=== WHAT THIS TASK INVOLVES ===
Using the records below, filter for lines that contain the string "content" and copy them out.

=== DATA FOR THIS EXERCISE ===
....
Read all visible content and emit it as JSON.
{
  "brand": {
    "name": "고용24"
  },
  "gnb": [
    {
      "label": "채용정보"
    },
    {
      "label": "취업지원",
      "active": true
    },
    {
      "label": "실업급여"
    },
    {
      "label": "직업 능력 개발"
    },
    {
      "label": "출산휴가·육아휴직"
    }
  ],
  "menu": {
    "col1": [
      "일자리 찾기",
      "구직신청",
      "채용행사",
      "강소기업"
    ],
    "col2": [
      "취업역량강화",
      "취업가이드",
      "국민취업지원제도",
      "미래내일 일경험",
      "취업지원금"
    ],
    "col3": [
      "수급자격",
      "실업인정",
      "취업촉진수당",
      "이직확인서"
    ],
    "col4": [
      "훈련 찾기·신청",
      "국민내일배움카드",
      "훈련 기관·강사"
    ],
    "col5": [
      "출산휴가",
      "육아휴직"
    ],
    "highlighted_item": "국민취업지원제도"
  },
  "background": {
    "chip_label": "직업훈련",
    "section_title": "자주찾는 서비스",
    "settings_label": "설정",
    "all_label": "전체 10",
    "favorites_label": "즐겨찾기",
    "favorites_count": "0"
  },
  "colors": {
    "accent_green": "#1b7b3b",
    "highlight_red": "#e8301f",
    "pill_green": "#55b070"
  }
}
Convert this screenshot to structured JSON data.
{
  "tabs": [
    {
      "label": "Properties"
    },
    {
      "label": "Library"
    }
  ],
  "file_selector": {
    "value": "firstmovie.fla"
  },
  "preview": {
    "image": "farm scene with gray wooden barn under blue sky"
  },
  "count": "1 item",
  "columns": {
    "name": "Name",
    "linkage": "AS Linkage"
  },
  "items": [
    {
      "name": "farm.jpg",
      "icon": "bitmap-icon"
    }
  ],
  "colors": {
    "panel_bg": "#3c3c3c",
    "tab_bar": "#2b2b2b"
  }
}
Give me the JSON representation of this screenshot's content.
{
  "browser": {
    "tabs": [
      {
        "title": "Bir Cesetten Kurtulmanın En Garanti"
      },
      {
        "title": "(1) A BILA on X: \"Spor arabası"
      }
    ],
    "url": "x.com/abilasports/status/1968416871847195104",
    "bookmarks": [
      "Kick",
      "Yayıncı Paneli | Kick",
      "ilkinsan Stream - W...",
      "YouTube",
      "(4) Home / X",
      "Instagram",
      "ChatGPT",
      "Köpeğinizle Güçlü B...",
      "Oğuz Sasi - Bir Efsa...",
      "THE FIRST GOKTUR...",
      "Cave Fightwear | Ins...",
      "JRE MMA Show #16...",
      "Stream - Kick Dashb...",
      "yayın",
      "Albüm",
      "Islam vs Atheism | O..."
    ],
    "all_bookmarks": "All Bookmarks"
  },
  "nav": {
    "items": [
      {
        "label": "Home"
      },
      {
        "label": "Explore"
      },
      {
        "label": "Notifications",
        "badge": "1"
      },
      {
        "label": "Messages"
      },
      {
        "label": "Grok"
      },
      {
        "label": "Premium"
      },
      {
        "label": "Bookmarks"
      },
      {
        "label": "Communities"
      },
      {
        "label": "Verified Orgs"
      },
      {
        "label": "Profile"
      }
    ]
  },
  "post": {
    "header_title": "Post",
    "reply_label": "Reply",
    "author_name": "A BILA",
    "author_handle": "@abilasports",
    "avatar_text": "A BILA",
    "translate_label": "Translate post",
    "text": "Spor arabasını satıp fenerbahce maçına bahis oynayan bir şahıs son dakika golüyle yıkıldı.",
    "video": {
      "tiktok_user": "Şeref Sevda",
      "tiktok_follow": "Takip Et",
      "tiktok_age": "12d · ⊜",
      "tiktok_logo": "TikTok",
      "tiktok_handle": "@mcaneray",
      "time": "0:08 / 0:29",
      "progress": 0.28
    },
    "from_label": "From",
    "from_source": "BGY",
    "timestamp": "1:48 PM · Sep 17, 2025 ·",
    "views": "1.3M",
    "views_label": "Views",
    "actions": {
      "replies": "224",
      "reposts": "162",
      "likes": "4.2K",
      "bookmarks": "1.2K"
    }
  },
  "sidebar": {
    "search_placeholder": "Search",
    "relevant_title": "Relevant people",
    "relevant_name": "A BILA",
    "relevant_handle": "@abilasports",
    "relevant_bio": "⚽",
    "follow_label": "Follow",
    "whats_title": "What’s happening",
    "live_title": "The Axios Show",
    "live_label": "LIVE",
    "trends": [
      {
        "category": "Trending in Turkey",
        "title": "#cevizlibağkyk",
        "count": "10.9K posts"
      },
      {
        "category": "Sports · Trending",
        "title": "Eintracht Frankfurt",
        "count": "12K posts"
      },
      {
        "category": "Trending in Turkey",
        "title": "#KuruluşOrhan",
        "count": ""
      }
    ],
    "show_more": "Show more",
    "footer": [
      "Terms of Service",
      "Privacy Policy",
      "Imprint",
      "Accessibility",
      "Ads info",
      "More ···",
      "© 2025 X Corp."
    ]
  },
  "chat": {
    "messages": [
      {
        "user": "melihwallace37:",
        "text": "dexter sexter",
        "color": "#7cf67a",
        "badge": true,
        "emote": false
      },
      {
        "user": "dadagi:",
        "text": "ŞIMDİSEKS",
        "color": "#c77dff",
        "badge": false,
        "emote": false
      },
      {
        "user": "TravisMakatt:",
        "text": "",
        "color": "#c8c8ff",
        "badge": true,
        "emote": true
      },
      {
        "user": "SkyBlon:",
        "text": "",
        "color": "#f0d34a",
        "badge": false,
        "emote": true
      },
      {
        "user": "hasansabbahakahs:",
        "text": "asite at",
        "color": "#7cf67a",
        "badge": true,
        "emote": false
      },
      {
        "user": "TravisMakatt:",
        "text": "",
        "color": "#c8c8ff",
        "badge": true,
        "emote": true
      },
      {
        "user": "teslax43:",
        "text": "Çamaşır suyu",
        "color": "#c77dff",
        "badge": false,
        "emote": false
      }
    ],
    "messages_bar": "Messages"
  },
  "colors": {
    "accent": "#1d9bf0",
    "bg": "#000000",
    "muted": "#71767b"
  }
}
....
=== SOLVED EXERCISE ===
Read all visible content and emit it as JSON.
Give me the JSON representation of this screenshot's content.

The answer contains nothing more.